Depraved, Deranged, and Doing Real Damage
The former president is a grotesque man presiding over a grotesque party.
In his speech last night to his supporters at Mar-a-Lago, made several hours after he was arraigned in Manhattan on 34 felony counts, Donald Trump took aim at Juan Merchan, the judge in the case.
“I have a Trump-hating judge with a Trump-hating wife and family, whose daughter worked for Kamala Harris and now receives money from the Biden-Harris campaign, and a lot of it,” Trump said. He also compared the conduct of Merchan, who presided over the Trump Organization’s tax-fraud trial, to something “right out of the old Soviet Union.”
Earlier in the day, two of Trump’s sons, Don Jr. and Eric, attacked the judge’s daughter as well, with the former tweeting a picture of her. This came a few days after Trump posted a fake image of himself swinging a baseball bat at the head of Manhattan District Attorney Alvin Bragg, whom Trump referred to on his Truth Social platform as an “animal.”
I recently wrote that Trump was behaving like a mob boss. That comparison turns out to have been insulting to mob bosses everywhere. Andrew Weissmann, a former lead prosecutor in Robert Mueller’s Special Counsel’s office, was asked on MSNBC about Trump’s attack on Judge Merchan and his family. Noting that he had prosecuted Mafia cases in the past, Weissmann said, “You do not have this behavior from a mob boss. There is a rule in organized crime. You do not do this with respect to prosecutors. You don’t do this with respect to the judge. You certainly don’t go after their families. It’s bad business to do that.” Leave it to Donald Trump to go where Mafia dons will not.
On the day Trump was arraigned, the RealClearPolitics average of polls showed him far ahead of Florida Governor Ron DeSantis, 50.8 percent to 24.6 percent, with no other Republican drawing above 5 percent. In recent weeks, Trump has been surging in the polls, including since the indictment was announced.
Sarah Longwell, who has been doing focus groups with two-time Trump voters, reports that in her most recent groups, everyone supported Trump for the 2024 GOP nomination, which hasn’t been the case for months and months.
Almost all elected Republicans who have spoken out have rallied to defend Trump. Senator Lindsey Graham appeared to be on the verge of tears as he begged people to send money to support Trump.

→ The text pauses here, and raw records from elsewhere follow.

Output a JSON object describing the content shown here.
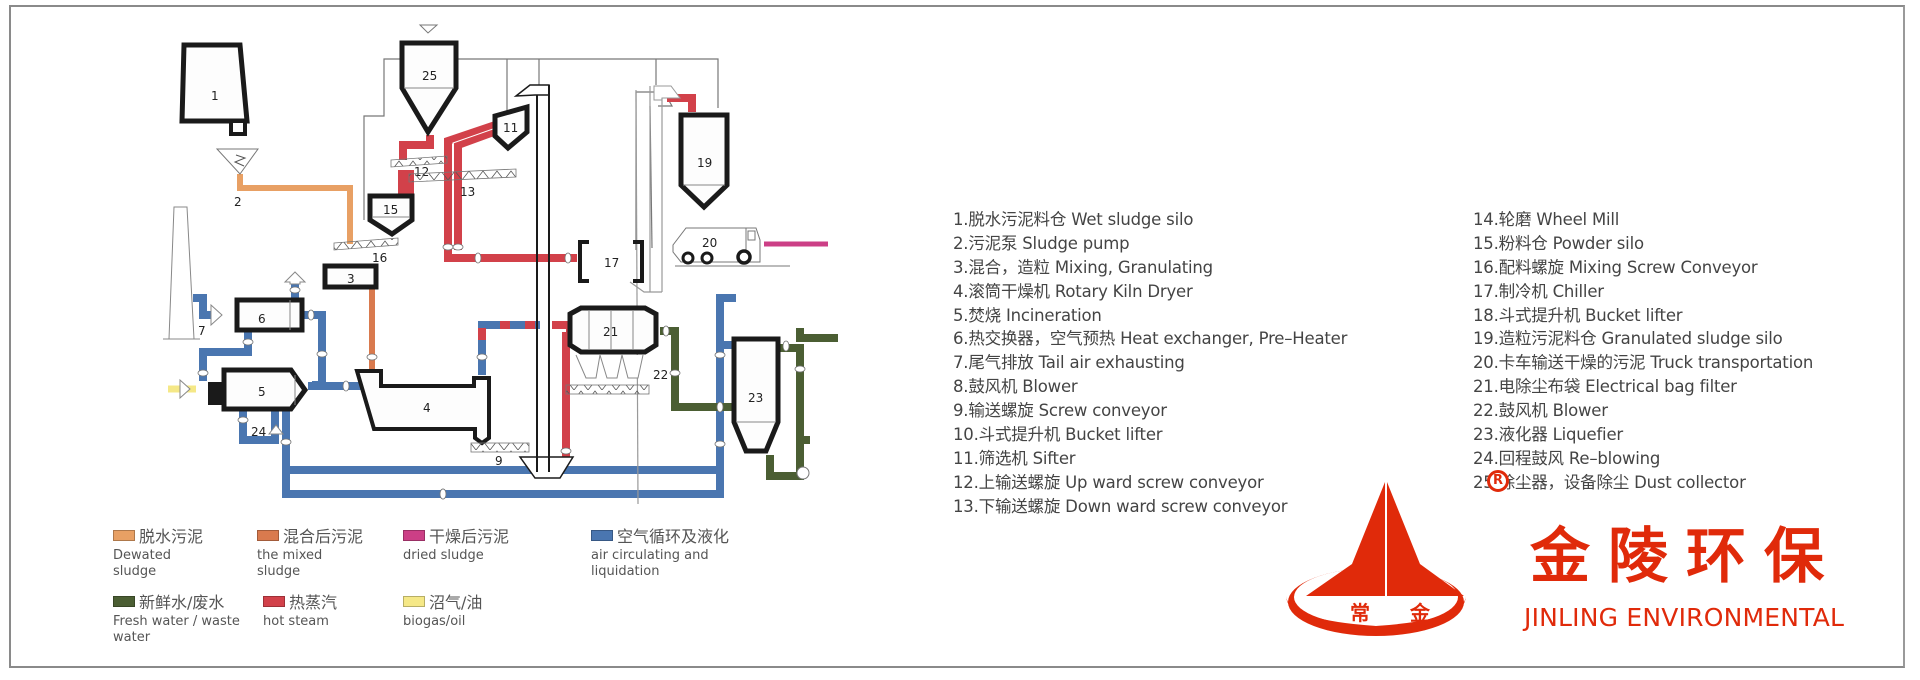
{
  "colors": {
    "dewatered": "#e8a064",
    "mixed": "#d97a4e",
    "dried": "#cc3f86",
    "air": "#4a76b0",
    "water": "#4b5e33",
    "steam": "#d2414a",
    "biogas": "#f5e887",
    "brand": "#e02a0a",
    "outline": "#1a1a1a"
  },
  "diagram": {
    "equipment_labels": {
      "silo1": "1",
      "pump2": "2",
      "mixer3": "3",
      "dryer4": "4",
      "incinerator5": "5",
      "exchanger6": "6",
      "chimney7": "7",
      "conveyor9": "9",
      "sifter11": "11",
      "conveyor12": "12",
      "conveyor13": "13",
      "silo15": "15",
      "conveyor16": "16",
      "chiller17": "17",
      "silo19": "19",
      "truck20": "20",
      "filter21": "21",
      "blower22": "22",
      "liquefier23": "23",
      "reblower24": "24",
      "collector25": "25"
    }
  },
  "equipment_list": {
    "column1": [
      "1.脱水污泥料仓 Wet sludge silo",
      "2.污泥泵 Sludge pump",
      "3.混合，造粒 Mixing, Granulating",
      "4.滚筒干燥机 Rotary Kiln Dryer",
      "5.焚烧 Incineration",
      "6.热交换器，空气预热 Heat exchanger, Pre–Heater",
      "7.尾气排放 Tail air exhausting",
      "8.鼓风机 Blower",
      "9.输送螺旋 Screw conveyor",
      "10.斗式提升机 Bucket lifter",
      "11.筛选机 Sifter",
      "12.上输送螺旋 Up ward screw conveyor",
      "13.下输送螺旋 Down ward screw conveyor"
    ],
    "column2": [
      "14.轮磨 Wheel Mill",
      "15.粉料仓 Powder silo",
      "16.配料螺旋 Mixing Screw Conveyor",
      "17.制冷机 Chiller",
      "18.斗式提升机 Bucket lifter",
      "19.造粒污泥料仓 Granulated sludge silo",
      "20.卡车输送干燥的污泥 Truck transportation",
      "21.电除尘布袋 Electrical bag filter",
      "22.鼓风机 Blower",
      "23.液化器 Liquefier",
      "24.回程鼓风 Re–blowing",
      "25.除尘器，设备除尘 Dust collector"
    ]
  },
  "legend": [
    {
      "zh": "脱水污泥",
      "en": "Dewated sludge",
      "color": "#e8a064"
    },
    {
      "zh": "混合后污泥",
      "en": "the mixed sludge",
      "color": "#d97a4e"
    },
    {
      "zh": "干燥后污泥",
      "en": "dried sludge",
      "color": "#cc3f86"
    },
    {
      "zh": "空气循环及液化",
      "en": "air circulating and liquidation",
      "color": "#4a76b0"
    },
    {
      "zh": "新鲜水/废水",
      "en": "Fresh water / waste water",
      "color": "#4b5e33"
    },
    {
      "zh": "热蒸汽",
      "en": "hot steam",
      "color": "#d2414a"
    },
    {
      "zh": "沼气/油",
      "en": "biogas/oil",
      "color": "#f5e887"
    }
  ],
  "brand": {
    "name_zh": "金陵环保",
    "name_en": "JINLING ENVIRONMENTAL",
    "emblem_left": "常",
    "emblem_right": "金",
    "registered_mark": "R"
  }
}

Even those positioning themselves to challenge Trump for the GOP nomination are rising to the defense of the indicted ex-president. In listening to them, you would think Trump has never done anything wrong, ever. He is a victim, a persecuted martyr—and, as Marjorie Taylor Greene reminded us, he is in good company: Jesus was arrested too. (This was a particularly nice touch during Holy Week.)
Two things are happening at once: Trump, depraved and deranged, is lashing out, more venomous than ever. As my colleague David Graham notes, in last night’s speech, Trump described Special Counsel Jack Smith as “a radical-left lunatic known as a bomb thrower”; the Fulton County, Georgia, prosecutor Fani Willis as “a local racist Democrat district attorney in Atlanta”; and New York Attorney General Letitia James as a “racist.” All three are investigating Trump.

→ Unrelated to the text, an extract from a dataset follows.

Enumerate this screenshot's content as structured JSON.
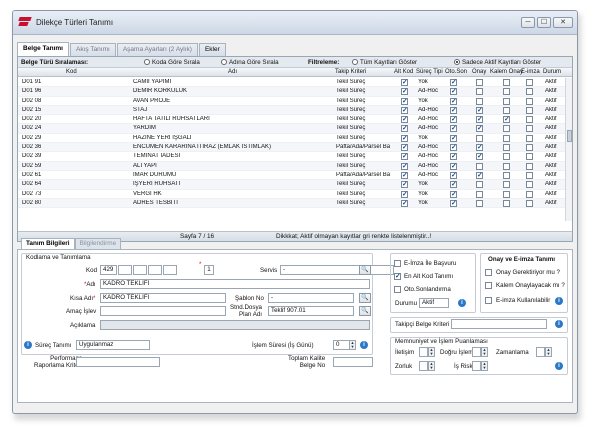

Republican officials, whether they appreciate and admire Trump or are fearful of and submissive to him, continue to stand by him. They recognize that he is the most dominant and popular figure in the Republican Party. And they are stuck with him.

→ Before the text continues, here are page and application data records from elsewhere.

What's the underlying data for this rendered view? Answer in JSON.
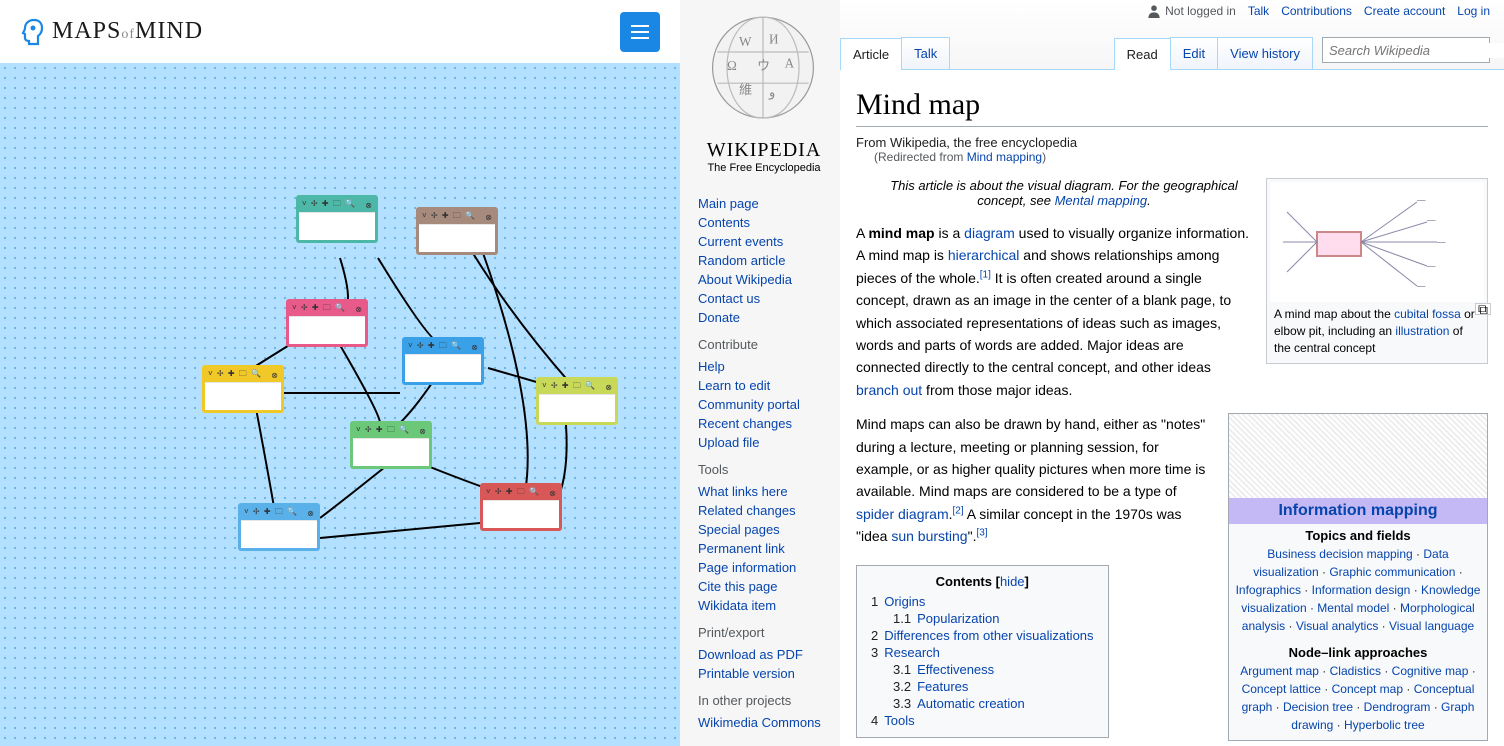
{
  "left": {
    "logo_text_pre": "MAPS",
    "logo_text_of": "of",
    "logo_text_post": "MIND",
    "box_icons": "˅ ✢ ✚ 🗀 🔍",
    "box_close": "⊗"
  },
  "wiki": {
    "top_links": {
      "not_logged": "Not logged in",
      "talk": "Talk",
      "contrib": "Contributions",
      "create": "Create account",
      "login": "Log in"
    },
    "wordmark": "WIKIPEDIA",
    "tagline": "The Free Encyclopedia",
    "nav_main": [
      "Main page",
      "Contents",
      "Current events",
      "Random article",
      "About Wikipedia",
      "Contact us",
      "Donate"
    ],
    "nav_contribute_h": "Contribute",
    "nav_contribute": [
      "Help",
      "Learn to edit",
      "Community portal",
      "Recent changes",
      "Upload file"
    ],
    "nav_tools_h": "Tools",
    "nav_tools": [
      "What links here",
      "Related changes",
      "Special pages",
      "Permanent link",
      "Page information",
      "Cite this page",
      "Wikidata item"
    ],
    "nav_print_h": "Print/export",
    "nav_print": [
      "Download as PDF",
      "Printable version"
    ],
    "nav_other_h": "In other projects",
    "nav_other": [
      "Wikimedia Commons"
    ],
    "tabs_left": {
      "article": "Article",
      "talk": "Talk"
    },
    "tabs_right": {
      "read": "Read",
      "edit": "Edit",
      "history": "View history"
    },
    "search_placeholder": "Search Wikipedia",
    "title": "Mind map",
    "subtitle": "From Wikipedia, the free encyclopedia",
    "redirect_pre": "(Redirected from ",
    "redirect_link": "Mind mapping",
    "redirect_post": ")",
    "hatnote_pre": "This article is about the visual diagram. For the geographical concept, see ",
    "hatnote_link": "Mental mapping",
    "hatnote_post": ".",
    "p1": {
      "t0": "A ",
      "b0": "mind map",
      "t1": " is a ",
      "l1": "diagram",
      "t2": " used to visually organize information. A mind map is ",
      "l2": "hierarchical",
      "t3": " and shows relationships among pieces of the whole.",
      "sup1": "[1]",
      "t4": " It is often created around a single concept, drawn as an image in the center of a blank page, to which associated representations of ideas such as images, words and parts of words are added. Major ideas are connected directly to the central concept, and other ideas ",
      "l3": "branch out",
      "t5": " from those major ideas."
    },
    "p2": {
      "t0": "Mind maps can also be drawn by hand, either as \"notes\" during a lecture, meeting or planning session, for example, or as higher quality pictures when more time is available. Mind maps are considered to be a type of ",
      "l1": "spider diagram",
      "t1": ".",
      "sup1": "[2]",
      "t2": " A similar concept in the 1970s was \"idea ",
      "l2": "sun bursting",
      "t3": "\".",
      "sup2": "[3]"
    },
    "thumb": {
      "cap_pre": "A mind map about the ",
      "cap_l1": "cubital fossa",
      "cap_mid": " or elbow pit, including an ",
      "cap_l2": "illustration",
      "cap_post": " of the central concept"
    },
    "navbox": {
      "title": "Information mapping",
      "g1_h": "Topics and fields",
      "g1": [
        "Business decision mapping",
        "Data visualization",
        "Graphic communication",
        "Infographics",
        "Information design",
        "Knowledge visualization",
        "Mental model",
        "Morphological analysis",
        "Visual analytics",
        "Visual language"
      ],
      "g2_h": "Node–link approaches",
      "g2": [
        "Argument map",
        "Cladistics",
        "Cognitive map",
        "Concept lattice",
        "Concept map",
        "Conceptual graph",
        "Decision tree",
        "Dendrogram",
        "Graph drawing",
        "Hyperbolic tree"
      ]
    },
    "toc": {
      "title": "Contents",
      "hide": "hide",
      "items": [
        {
          "n": "1",
          "t": "Origins"
        },
        {
          "n": "1.1",
          "t": "Popularization",
          "sub": true
        },
        {
          "n": "2",
          "t": "Differences from other visualizations"
        },
        {
          "n": "3",
          "t": "Research"
        },
        {
          "n": "3.1",
          "t": "Effectiveness",
          "sub": true
        },
        {
          "n": "3.2",
          "t": "Features",
          "sub": true
        },
        {
          "n": "3.3",
          "t": "Automatic creation",
          "sub": true
        },
        {
          "n": "4",
          "t": "Tools"
        }
      ]
    }
  }
}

They have had countless opportunities over the years to take the exit ramp, from the release of the Access Hollywood tape, to Trump’s first impeachment, to his attempt to overthrow an election, to the violent insurrection at the Capitol. They have refused every time. More criminal charges of an even more serious nature are unlikely to change that. We’re witnessing the political equivalent of abuse victims struggling to break with their abusers. Having long failed to part ways with Trump, they now feel like they can never break with him. Privately, many Republicans hope that someone else, anyone else, including prosecutors, will do what they were too craven to do, and free them of Trump. But publicly, they are, almost to a person, on his side. The tribe demands no less of its members. To do otherwise is to suffer the fate of the intrepid Liz Cheney.
Republican leaders never grasped how, at every juncture, their willingness to go along with Trump even when they knew better—their willingness to defend his misdeeds, to attack his critics, to bite their tongue, to engage in whataboutism—increased Trump’s hold on the party and further radicalized the base. As that happened, the “normies” became more passive, more compliant, less influential, and more willing to accept and defend a man who is, by any reasonable standard, crazed and unstable. And so, here we are.
The Trump era has been illuminating in this regard. In the past, wondering just how far a party would go in defense of its leader was a matter of speculation. But Trump has moved this question from the realm of speculation to the realm of reality. The GOP has hitched its wagon to Trump, and he is leading them to places even they never imagined. A grotesque man presides over a grotesque party.
In January 2016, when Trump said he could stand in the middle of Fifth Avenue and shoot somebody and not lose any voters, people thought it was hyperbole. It turned out to be prophecy.